Task directions.
Every record here needs to be retyped exactly.

Element data from apps and pages.
BEGIN

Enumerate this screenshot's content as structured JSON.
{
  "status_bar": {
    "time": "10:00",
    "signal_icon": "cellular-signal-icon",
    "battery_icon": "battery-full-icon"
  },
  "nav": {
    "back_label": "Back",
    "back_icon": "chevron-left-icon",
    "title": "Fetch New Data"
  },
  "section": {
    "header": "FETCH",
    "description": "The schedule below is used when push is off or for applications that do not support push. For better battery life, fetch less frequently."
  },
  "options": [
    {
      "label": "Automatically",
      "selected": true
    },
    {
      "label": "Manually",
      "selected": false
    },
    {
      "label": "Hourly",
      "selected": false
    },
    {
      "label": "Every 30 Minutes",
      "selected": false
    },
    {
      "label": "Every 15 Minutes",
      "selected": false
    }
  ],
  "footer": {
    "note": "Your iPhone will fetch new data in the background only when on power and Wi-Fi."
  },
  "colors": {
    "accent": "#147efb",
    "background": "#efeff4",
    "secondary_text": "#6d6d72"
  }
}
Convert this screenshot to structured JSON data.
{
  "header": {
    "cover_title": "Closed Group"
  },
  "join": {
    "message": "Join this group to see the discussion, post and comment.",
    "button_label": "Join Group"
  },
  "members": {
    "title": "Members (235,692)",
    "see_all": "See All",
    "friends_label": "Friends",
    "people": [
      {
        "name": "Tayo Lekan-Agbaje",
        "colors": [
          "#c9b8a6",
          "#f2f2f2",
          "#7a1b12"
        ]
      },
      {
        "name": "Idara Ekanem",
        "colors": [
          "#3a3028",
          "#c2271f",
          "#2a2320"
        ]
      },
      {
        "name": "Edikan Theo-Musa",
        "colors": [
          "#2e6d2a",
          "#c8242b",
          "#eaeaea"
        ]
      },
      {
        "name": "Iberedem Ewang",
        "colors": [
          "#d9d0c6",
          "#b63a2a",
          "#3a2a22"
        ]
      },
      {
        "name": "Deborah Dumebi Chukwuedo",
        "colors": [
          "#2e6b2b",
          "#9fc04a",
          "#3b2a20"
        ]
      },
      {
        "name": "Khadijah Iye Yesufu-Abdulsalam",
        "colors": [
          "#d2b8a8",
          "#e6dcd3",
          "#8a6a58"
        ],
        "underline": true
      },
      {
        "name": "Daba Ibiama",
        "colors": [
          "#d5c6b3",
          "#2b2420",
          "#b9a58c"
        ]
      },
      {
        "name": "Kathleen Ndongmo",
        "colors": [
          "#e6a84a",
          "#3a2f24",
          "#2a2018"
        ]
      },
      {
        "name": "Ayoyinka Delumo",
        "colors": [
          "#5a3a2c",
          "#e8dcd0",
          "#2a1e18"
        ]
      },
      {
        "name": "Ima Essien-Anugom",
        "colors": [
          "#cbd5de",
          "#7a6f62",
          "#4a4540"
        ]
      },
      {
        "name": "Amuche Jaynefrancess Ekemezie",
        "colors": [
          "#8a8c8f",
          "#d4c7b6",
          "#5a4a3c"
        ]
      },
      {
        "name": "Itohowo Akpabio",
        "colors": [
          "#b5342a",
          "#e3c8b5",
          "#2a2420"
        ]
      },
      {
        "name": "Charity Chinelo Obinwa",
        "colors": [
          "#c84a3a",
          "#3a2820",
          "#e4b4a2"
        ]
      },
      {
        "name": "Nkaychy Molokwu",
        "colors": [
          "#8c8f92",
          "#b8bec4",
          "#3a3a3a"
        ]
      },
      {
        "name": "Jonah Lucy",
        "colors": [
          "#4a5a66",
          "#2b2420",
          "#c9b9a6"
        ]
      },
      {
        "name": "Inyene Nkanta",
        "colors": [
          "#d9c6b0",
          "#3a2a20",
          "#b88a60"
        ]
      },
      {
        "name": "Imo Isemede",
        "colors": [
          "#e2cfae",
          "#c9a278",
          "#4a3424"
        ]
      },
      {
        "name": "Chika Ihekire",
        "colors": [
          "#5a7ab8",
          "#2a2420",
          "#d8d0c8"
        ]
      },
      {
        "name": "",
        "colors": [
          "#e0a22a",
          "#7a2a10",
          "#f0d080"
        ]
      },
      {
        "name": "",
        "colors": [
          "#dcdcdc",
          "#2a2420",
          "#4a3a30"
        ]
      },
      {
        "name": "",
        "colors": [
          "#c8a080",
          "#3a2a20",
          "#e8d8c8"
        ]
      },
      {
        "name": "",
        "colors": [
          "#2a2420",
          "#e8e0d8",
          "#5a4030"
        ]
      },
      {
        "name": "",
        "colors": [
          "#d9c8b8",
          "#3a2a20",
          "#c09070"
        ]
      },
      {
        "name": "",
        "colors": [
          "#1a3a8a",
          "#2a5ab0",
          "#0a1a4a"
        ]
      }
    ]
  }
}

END

Reply to the task.
Enumerate this screenshot's content as structured JSON.
{
  "status_bar": {
    "time": "10:00",
    "signal_icon": "cellular-signal-icon",
    "battery_icon": "battery-full-icon"
  },
  "nav": {
    "back_label": "Back",
    "back_icon": "chevron-left-icon",
    "title": "Fetch New Data"
  },
  "section": {
    "header": "FETCH",
    "description": "The schedule below is used when push is off or for applications that do not support push. For better battery life, fetch less frequently."
  },
  "options": [
    {
      "label": "Automatically",
      "selected": true
    },
    {
      "label": "Manually",
      "selected": false
    },
    {
      "label": "Hourly",
      "selected": false
    },
    {
      "label": "Every 30 Minutes",
      "selected": false
    },
    {
      "label": "Every 15 Minutes",
      "selected": false
    }
  ],
  "footer": {
    "note": "Your iPhone will fetch new data in the background only when on power and Wi-Fi."
  },
  "colors": {
    "accent": "#147efb",
    "background": "#efeff4",
    "secondary_text": "#6d6d72"
  }
}
Convert this screenshot to structured JSON data.
{
  "header": {
    "cover_title": "Closed Group"
  },
  "join": {
    "message": "Join this group to see the discussion, post and comment.",
    "button_label": "Join Group"
  },
  "members": {
    "title": "Members (235,692)",
    "see_all": "See All",
    "friends_label": "Friends",
    "people": [
      {
        "name": "Tayo Lekan-Agbaje",
        "colors": [
          "#c9b8a6",
          "#f2f2f2",
          "#7a1b12"
        ]
      },
      {
        "name": "Idara Ekanem",
        "colors": [
          "#3a3028",
          "#c2271f",
          "#2a2320"
        ]
      },
      {
        "name": "Edikan Theo-Musa",
        "colors": [
          "#2e6d2a",
          "#c8242b",
          "#eaeaea"
        ]
      },
      {
        "name": "Iberedem Ewang",
        "colors": [
          "#d9d0c6",
          "#b63a2a",
          "#3a2a22"
        ]
      },
      {
        "name": "Deborah Dumebi Chukwuedo",
        "colors": [
          "#2e6b2b",
          "#9fc04a",
          "#3b2a20"
        ]
      },
      {
        "name": "Khadijah Iye Yesufu-Abdulsalam",
        "colors": [
          "#d2b8a8",
          "#e6dcd3",
          "#8a6a58"
        ],
        "underline": true
      },
      {
        "name": "Daba Ibiama",
        "colors": [
          "#d5c6b3",
          "#2b2420",
          "#b9a58c"
        ]
      },
      {
        "name": "Kathleen Ndongmo",
        "colors": [
          "#e6a84a",
          "#3a2f24",
          "#2a2018"
        ]
      },
      {
        "name": "Ayoyinka Delumo",
        "colors": [
          "#5a3a2c",
          "#e8dcd0",
          "#2a1e18"
        ]
      },
      {
        "name": "Ima Essien-Anugom",
        "colors": [
          "#cbd5de",
          "#7a6f62",
          "#4a4540"
        ]
      },
      {
        "name": "Amuche Jaynefrancess Ekemezie",
        "colors": [
          "#8a8c8f",
          "#d4c7b6",
          "#5a4a3c"
        ]
      },
      {
        "name": "Itohowo Akpabio",
        "colors": [
          "#b5342a",
          "#e3c8b5",
          "#2a2420"
        ]
      },
      {
        "name": "Charity Chinelo Obinwa",
        "colors": [
          "#c84a3a",
          "#3a2820",
          "#e4b4a2"
        ]
      },
      {
        "name": "Nkaychy Molokwu",
        "colors": [
          "#8c8f92",
          "#b8bec4",
          "#3a3a3a"
        ]
      },
      {
        "name": "Jonah Lucy",
        "colors": [
          "#4a5a66",
          "#2b2420",
          "#c9b9a6"
        ]
      },
      {
        "name": "Inyene Nkanta",
        "colors": [
          "#d9c6b0",
          "#3a2a20",
          "#b88a60"
        ]
      },
      {
        "name": "Imo Isemede",
        "colors": [
          "#e2cfae",
          "#c9a278",
          "#4a3424"
        ]
      },
      {
        "name": "Chika Ihekire",
        "colors": [
          "#5a7ab8",
          "#2a2420",
          "#d8d0c8"
        ]
      },
      {
        "name": "",
        "colors": [
          "#e0a22a",
          "#7a2a10",
          "#f0d080"
        ]
      },
      {
        "name": "",
        "colors": [
          "#dcdcdc",
          "#2a2420",
          "#4a3a30"
        ]
      },
      {
        "name": "",
        "colors": [
          "#c8a080",
          "#3a2a20",
          "#e8d8c8"
        ]
      },
      {
        "name": "",
        "colors": [
          "#2a2420",
          "#e8e0d8",
          "#5a4030"
        ]
      },
      {
        "name": "",
        "colors": [
          "#d9c8b8",
          "#3a2a20",
          "#c09070"
        ]
      },
      {
        "name": "",
        "colors": [
          "#1a3a8a",
          "#2a5ab0",
          "#0a1a4a"
        ]
      }
    ]
  }
}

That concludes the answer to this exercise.